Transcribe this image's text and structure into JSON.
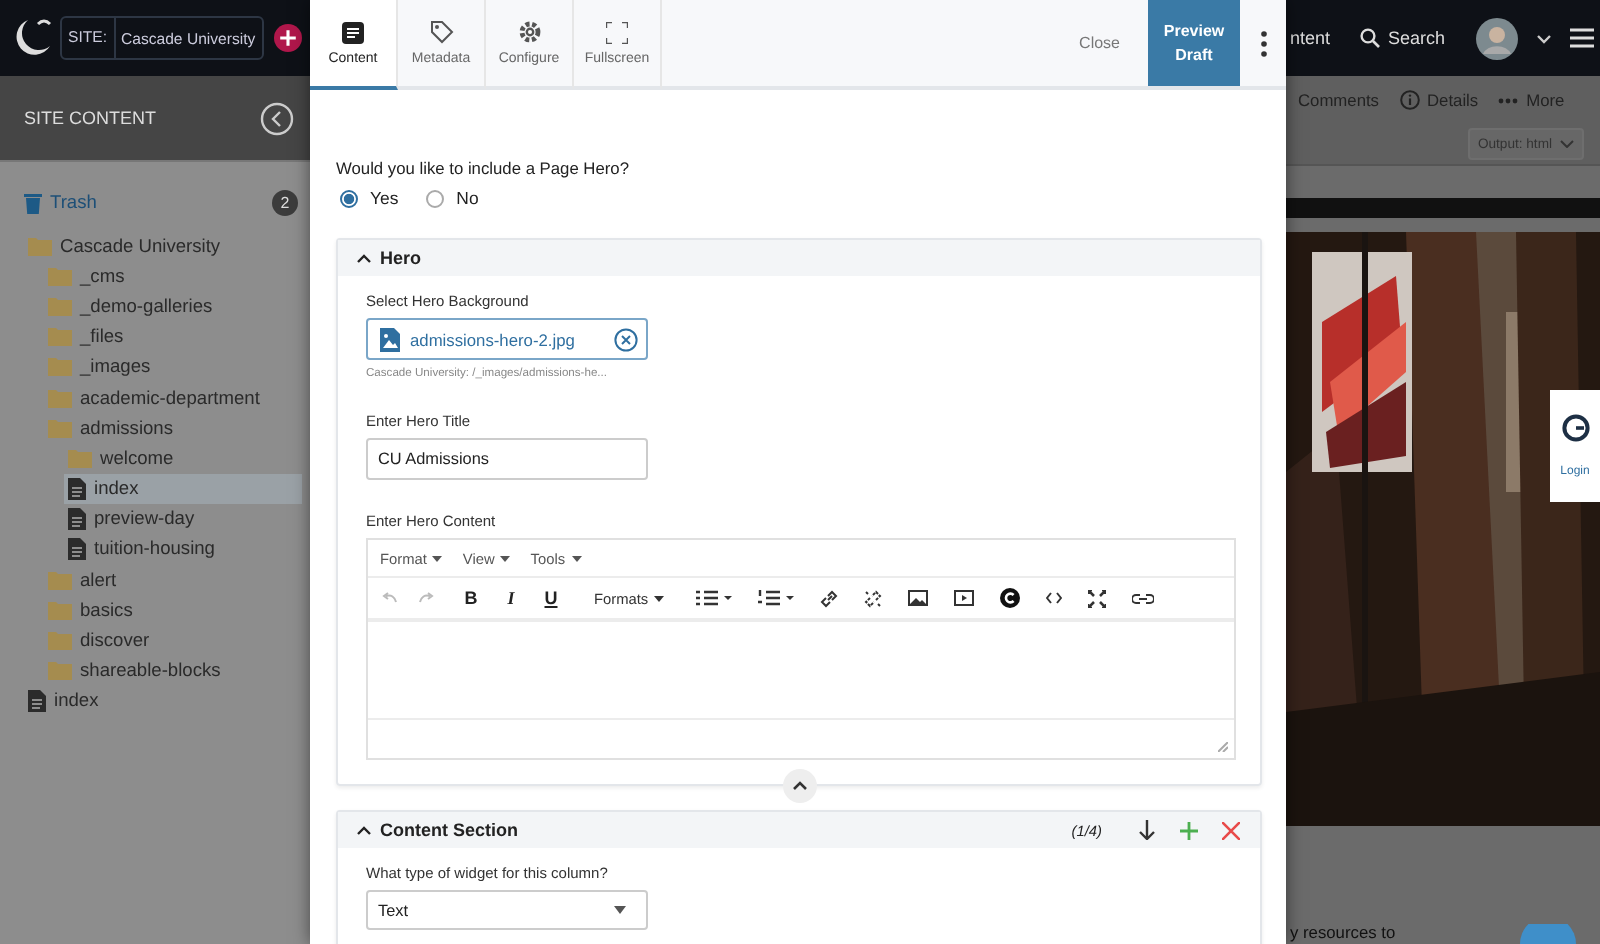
{
  "app_bar": {
    "site_label": "SITE:",
    "site_name": "Cascade University",
    "partial_nav": "ntent",
    "search": "Search"
  },
  "sidebar": {
    "title": "SITE CONTENT",
    "trash": {
      "label": "Trash",
      "count": "2"
    },
    "tree": [
      {
        "label": "Cascade University",
        "kind": "folder",
        "selected": false,
        "children": [
          {
            "label": "_cms",
            "kind": "folder",
            "selected": false
          },
          {
            "label": "_demo-galleries",
            "kind": "folder",
            "selected": false
          },
          {
            "label": "_files",
            "kind": "folder",
            "selected": false
          },
          {
            "label": "_images",
            "kind": "folder",
            "selected": false
          },
          {
            "label": "academic-department",
            "kind": "folder",
            "selected": false
          },
          {
            "label": "admissions",
            "kind": "folder",
            "selected": false,
            "children": [
              {
                "label": "welcome",
                "kind": "folder",
                "selected": false
              },
              {
                "label": "index",
                "kind": "page",
                "selected": true
              },
              {
                "label": "preview-day",
                "kind": "page",
                "selected": false
              },
              {
                "label": "tuition-housing",
                "kind": "page",
                "selected": false
              }
            ]
          },
          {
            "label": "alert",
            "kind": "folder",
            "selected": false
          },
          {
            "label": "basics",
            "kind": "folder",
            "selected": false
          },
          {
            "label": "discover",
            "kind": "folder",
            "selected": false
          },
          {
            "label": "shareable-blocks",
            "kind": "folder",
            "selected": false
          }
        ]
      },
      {
        "label": "index",
        "kind": "page",
        "selected": false
      }
    ]
  },
  "editor": {
    "tabs": [
      {
        "label": "Content",
        "kind": "content",
        "selected": true
      },
      {
        "label": "Metadata",
        "kind": "tag",
        "selected": false
      },
      {
        "label": "Configure",
        "kind": "gear",
        "selected": false
      },
      {
        "label": "Fullscreen",
        "kind": "expand",
        "selected": false
      }
    ],
    "close": "Close",
    "preview": "Preview Draft",
    "hero_question": "Would you like to include a Page Hero?",
    "hero_options": [
      {
        "label": "Yes",
        "selected": true
      },
      {
        "label": "No",
        "selected": false
      }
    ],
    "hero": {
      "title": "Hero",
      "expanded": true,
      "background_label": "Select Hero Background",
      "file_name": "admissions-hero-2.jpg",
      "file_path": "Cascade University: /_images/admissions-he...",
      "title_label": "Enter Hero Title",
      "title_value": "CU Admissions",
      "content_label": "Enter Hero Content",
      "menus": [
        "Format",
        "View",
        "Tools"
      ],
      "text_buttons": [
        "B",
        "I",
        "U"
      ],
      "formats": "Formats"
    },
    "content_section": {
      "title": "Content Section",
      "expanded": true,
      "count": "(1/4)",
      "question": "What type of widget for this column?",
      "widget": "Text"
    }
  },
  "preview_page": {
    "actions": [
      "Comments",
      "Details",
      "More"
    ],
    "output": "Output: html",
    "login": "Login",
    "body_text": "y resources to"
  }
}
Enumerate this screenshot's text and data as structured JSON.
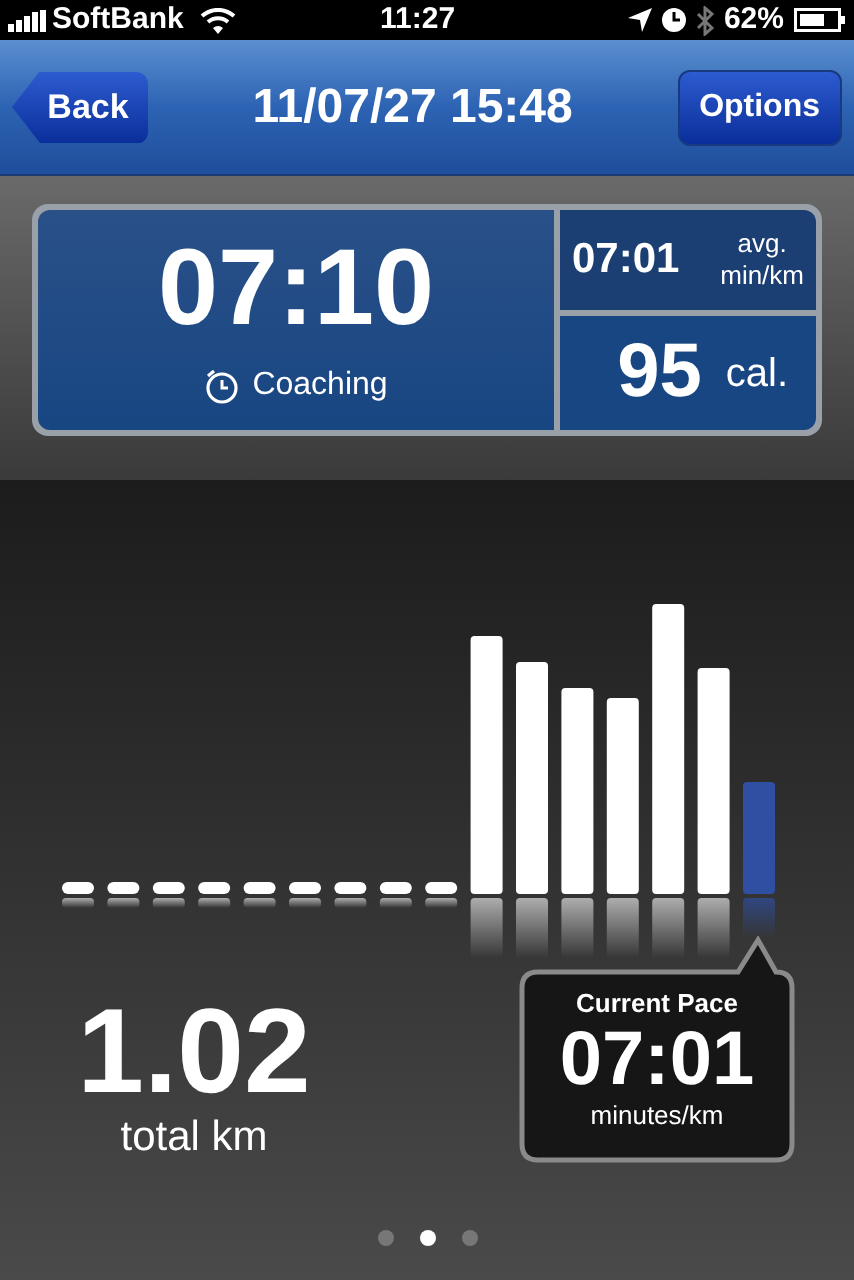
{
  "status_bar": {
    "carrier": "SoftBank",
    "time": "11:27",
    "battery": "62%"
  },
  "nav": {
    "back": "Back",
    "title": "11/07/27 15:48",
    "options": "Options"
  },
  "summary": {
    "duration": "07:10",
    "coaching": "Coaching",
    "avg_pace": "07:01",
    "avg_label": "avg.",
    "avg_unit": "min/km",
    "calories": "95",
    "calories_unit": "cal."
  },
  "distance": {
    "value": "1.02",
    "label": "total km"
  },
  "current_pace": {
    "title": "Current Pace",
    "value": "07:01",
    "unit": "minutes/km"
  },
  "pages": [
    {
      "selected": false
    },
    {
      "selected": true
    },
    {
      "selected": false
    }
  ]
}
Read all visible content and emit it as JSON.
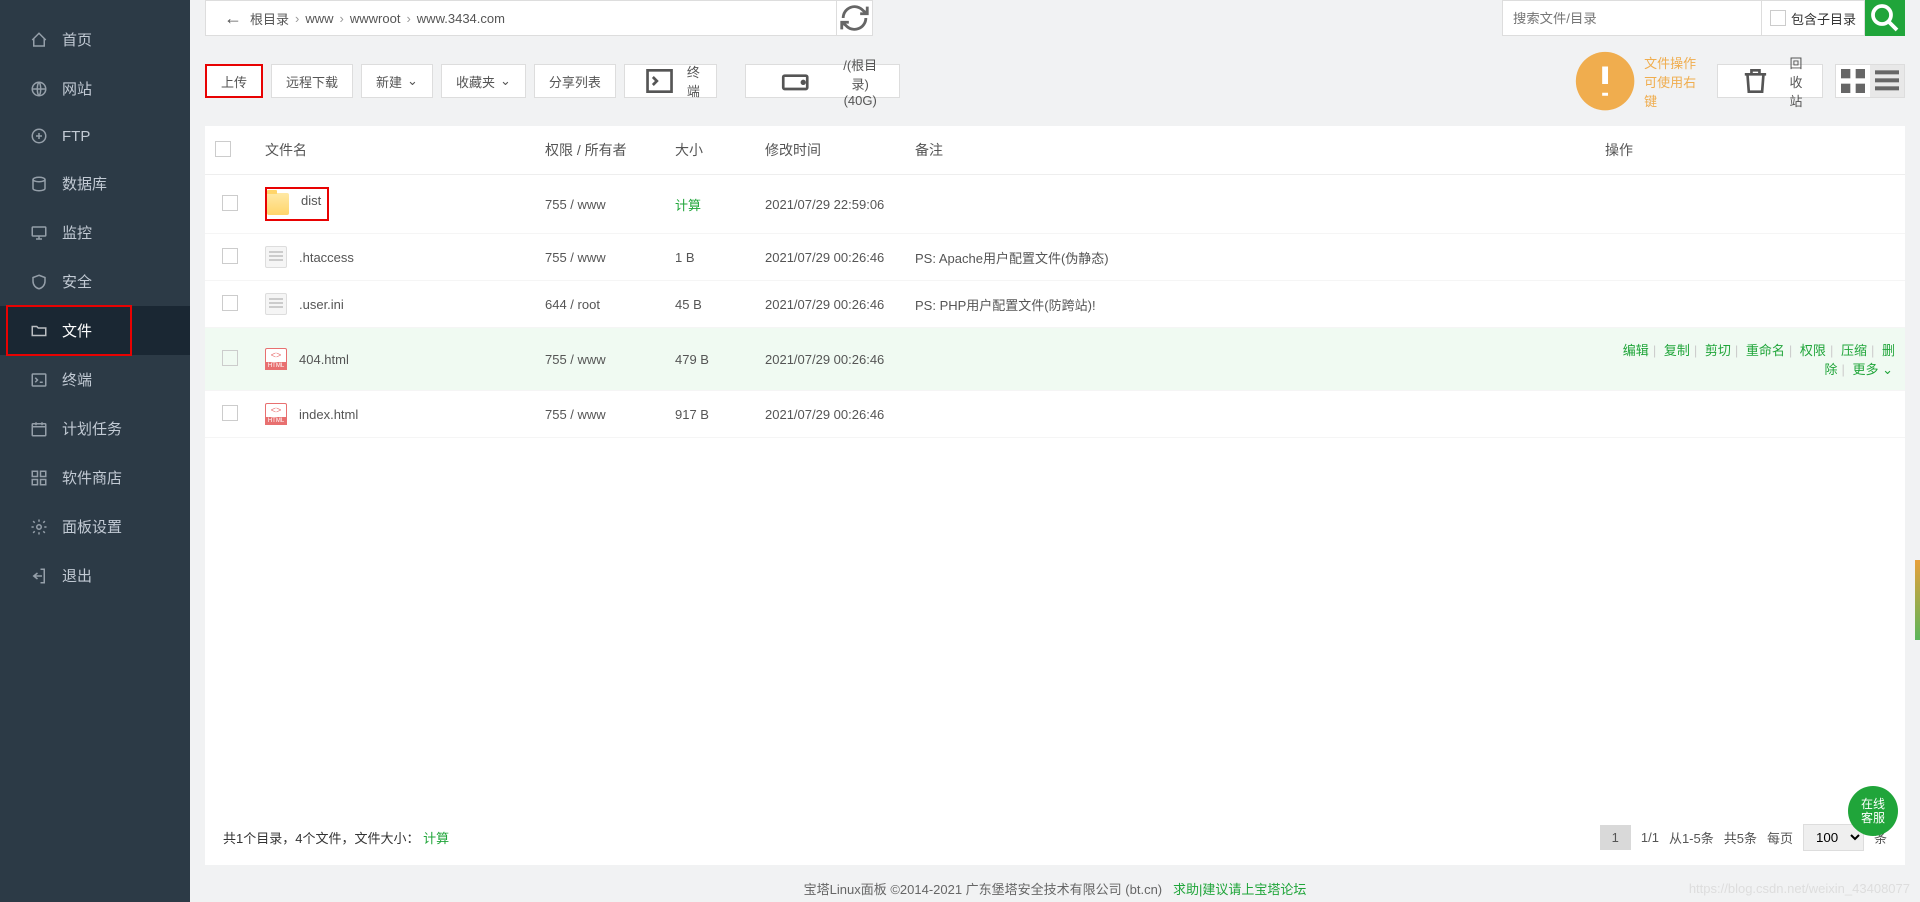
{
  "sidebar": {
    "items": [
      {
        "label": "首页",
        "icon": "home-icon"
      },
      {
        "label": "网站",
        "icon": "globe-icon"
      },
      {
        "label": "FTP",
        "icon": "ftp-icon"
      },
      {
        "label": "数据库",
        "icon": "database-icon"
      },
      {
        "label": "监控",
        "icon": "monitor-icon"
      },
      {
        "label": "安全",
        "icon": "shield-icon"
      },
      {
        "label": "文件",
        "icon": "folder-icon",
        "active": true,
        "highlighted": true
      },
      {
        "label": "终端",
        "icon": "terminal-icon"
      },
      {
        "label": "计划任务",
        "icon": "calendar-icon"
      },
      {
        "label": "软件商店",
        "icon": "apps-icon"
      },
      {
        "label": "面板设置",
        "icon": "gear-icon"
      },
      {
        "label": "退出",
        "icon": "logout-icon"
      }
    ]
  },
  "breadcrumb": {
    "items": [
      "根目录",
      "www",
      "wwwroot",
      "www.3434.com"
    ]
  },
  "search": {
    "placeholder": "搜索文件/目录",
    "include_subdirs_label": "包含子目录"
  },
  "toolbar": {
    "upload": "上传",
    "remote_download": "远程下载",
    "new": "新建",
    "favorites": "收藏夹",
    "share_list": "分享列表",
    "terminal": "终端",
    "root_disk": "/(根目录) (40G)",
    "tip": "文件操作可使用右键",
    "recycle_bin": "回收站"
  },
  "table": {
    "headers": {
      "filename": "文件名",
      "permission": "权限 / 所有者",
      "size": "大小",
      "mtime": "修改时间",
      "remark": "备注",
      "ops": "操作"
    },
    "rows": [
      {
        "type": "folder",
        "name": "dist",
        "perm": "755 / www",
        "size": "计算",
        "size_link": true,
        "mtime": "2021/07/29 22:59:06",
        "remark": "",
        "highlighted": true
      },
      {
        "type": "text",
        "name": ".htaccess",
        "perm": "755 / www",
        "size": "1 B",
        "mtime": "2021/07/29 00:26:46",
        "remark": "PS: Apache用户配置文件(伪静态)"
      },
      {
        "type": "text",
        "name": ".user.ini",
        "perm": "644 / root",
        "size": "45 B",
        "mtime": "2021/07/29 00:26:46",
        "remark": "PS: PHP用户配置文件(防跨站)!"
      },
      {
        "type": "html",
        "name": "404.html",
        "perm": "755 / www",
        "size": "479 B",
        "mtime": "2021/07/29 00:26:46",
        "remark": "",
        "hover": true
      },
      {
        "type": "html",
        "name": "index.html",
        "perm": "755 / www",
        "size": "917 B",
        "mtime": "2021/07/29 00:26:46",
        "remark": ""
      }
    ],
    "row_ops": {
      "edit": "编辑",
      "copy": "复制",
      "cut": "剪切",
      "rename": "重命名",
      "perm": "权限",
      "compress": "压缩",
      "delete": "删除",
      "more": "更多"
    }
  },
  "footer": {
    "summary_prefix": "共1个目录，4个文件，文件大小：",
    "calculate": "计算",
    "page_current": "1",
    "page_total": "1/1",
    "range": "从1-5条",
    "total": "共5条",
    "per_page_label": "每页",
    "per_page_value": "100",
    "per_page_suffix": "条"
  },
  "credits": {
    "text": "宝塔Linux面板 ©2014-2021 广东堡塔安全技术有限公司 (bt.cn)",
    "help_label": "求助|建议请上宝塔论坛"
  },
  "watermark": "https://blog.csdn.net/weixin_43408077",
  "float_btn": "在线\n客服"
}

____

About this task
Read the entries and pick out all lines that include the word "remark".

Response area
      "remark": "备注",
        "remark": "",
        "remark": "PS: Apache用户配置文件(伪静态)"
        "remark": "PS: PHP用户配置文件(防跨站)!"
        "remark": "",
        "remark": ""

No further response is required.